• _EXERCISE BRIEF_
Extract every line of the material below and reproduce it faithfully.

::: DATASET

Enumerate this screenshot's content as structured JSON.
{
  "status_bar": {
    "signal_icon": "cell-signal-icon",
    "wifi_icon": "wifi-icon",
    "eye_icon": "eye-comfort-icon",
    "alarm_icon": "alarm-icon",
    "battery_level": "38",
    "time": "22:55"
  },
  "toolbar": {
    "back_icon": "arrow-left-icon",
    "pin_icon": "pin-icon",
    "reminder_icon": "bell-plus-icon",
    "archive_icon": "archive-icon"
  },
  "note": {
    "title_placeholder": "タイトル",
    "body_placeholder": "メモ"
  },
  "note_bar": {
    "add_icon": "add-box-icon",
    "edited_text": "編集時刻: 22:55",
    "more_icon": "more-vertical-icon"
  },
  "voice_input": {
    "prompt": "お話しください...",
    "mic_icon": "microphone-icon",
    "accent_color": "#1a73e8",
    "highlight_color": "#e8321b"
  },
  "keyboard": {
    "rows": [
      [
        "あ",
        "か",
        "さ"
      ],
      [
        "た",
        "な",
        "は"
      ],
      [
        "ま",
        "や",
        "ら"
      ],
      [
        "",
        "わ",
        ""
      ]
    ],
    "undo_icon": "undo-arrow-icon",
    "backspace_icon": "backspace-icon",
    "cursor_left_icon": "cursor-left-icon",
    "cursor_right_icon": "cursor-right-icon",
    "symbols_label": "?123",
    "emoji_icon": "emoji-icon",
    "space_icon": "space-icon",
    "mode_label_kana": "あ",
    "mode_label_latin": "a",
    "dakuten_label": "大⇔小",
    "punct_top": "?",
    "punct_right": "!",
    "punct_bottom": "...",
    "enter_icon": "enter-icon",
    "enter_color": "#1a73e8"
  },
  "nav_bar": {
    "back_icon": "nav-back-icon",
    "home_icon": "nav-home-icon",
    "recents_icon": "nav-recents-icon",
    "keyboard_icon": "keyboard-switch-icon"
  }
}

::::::

• _EXPECTED ANSWER_
Enumerate this screenshot's content as structured JSON.
{
  "status_bar": {
    "signal_icon": "cell-signal-icon",
    "wifi_icon": "wifi-icon",
    "eye_icon": "eye-comfort-icon",
    "alarm_icon": "alarm-icon",
    "battery_level": "38",
    "time": "22:55"
  },
  "toolbar": {
    "back_icon": "arrow-left-icon",
    "pin_icon": "pin-icon",
    "reminder_icon": "bell-plus-icon",
    "archive_icon": "archive-icon"
  },
  "note": {
    "title_placeholder": "タイトル",
    "body_placeholder": "メモ"
  },
  "note_bar": {
    "add_icon": "add-box-icon",
    "edited_text": "編集時刻: 22:55",
    "more_icon": "more-vertical-icon"
  },
  "voice_input": {
    "prompt": "お話しください...",
    "mic_icon": "microphone-icon",
    "accent_color": "#1a73e8",
    "highlight_color": "#e8321b"
  },
  "keyboard": {
    "rows": [
      [
        "あ",
        "か",
        "さ"
      ],
      [
        "た",
        "な",
        "は"
      ],
      [
        "ま",
        "や",
        "ら"
      ],
      [
        "",
        "わ",
        ""
      ]
    ],
    "undo_icon": "undo-arrow-icon",
    "backspace_icon": "backspace-icon",
    "cursor_left_icon": "cursor-left-icon",
    "cursor_right_icon": "cursor-right-icon",
    "symbols_label": "?123",
    "emoji_icon": "emoji-icon",
    "space_icon": "space-icon",
    "mode_label_kana": "あ",
    "mode_label_latin": "a",
    "dakuten_label": "大⇔小",
    "punct_top": "?",
    "punct_right": "!",
    "punct_bottom": "...",
    "enter_icon": "enter-icon",
    "enter_color": "#1a73e8"
  },
  "nav_bar": {
    "back_icon": "nav-back-icon",
    "home_icon": "nav-home-icon",
    "recents_icon": "nav-recents-icon",
    "keyboard_icon": "keyboard-switch-icon"
  }
}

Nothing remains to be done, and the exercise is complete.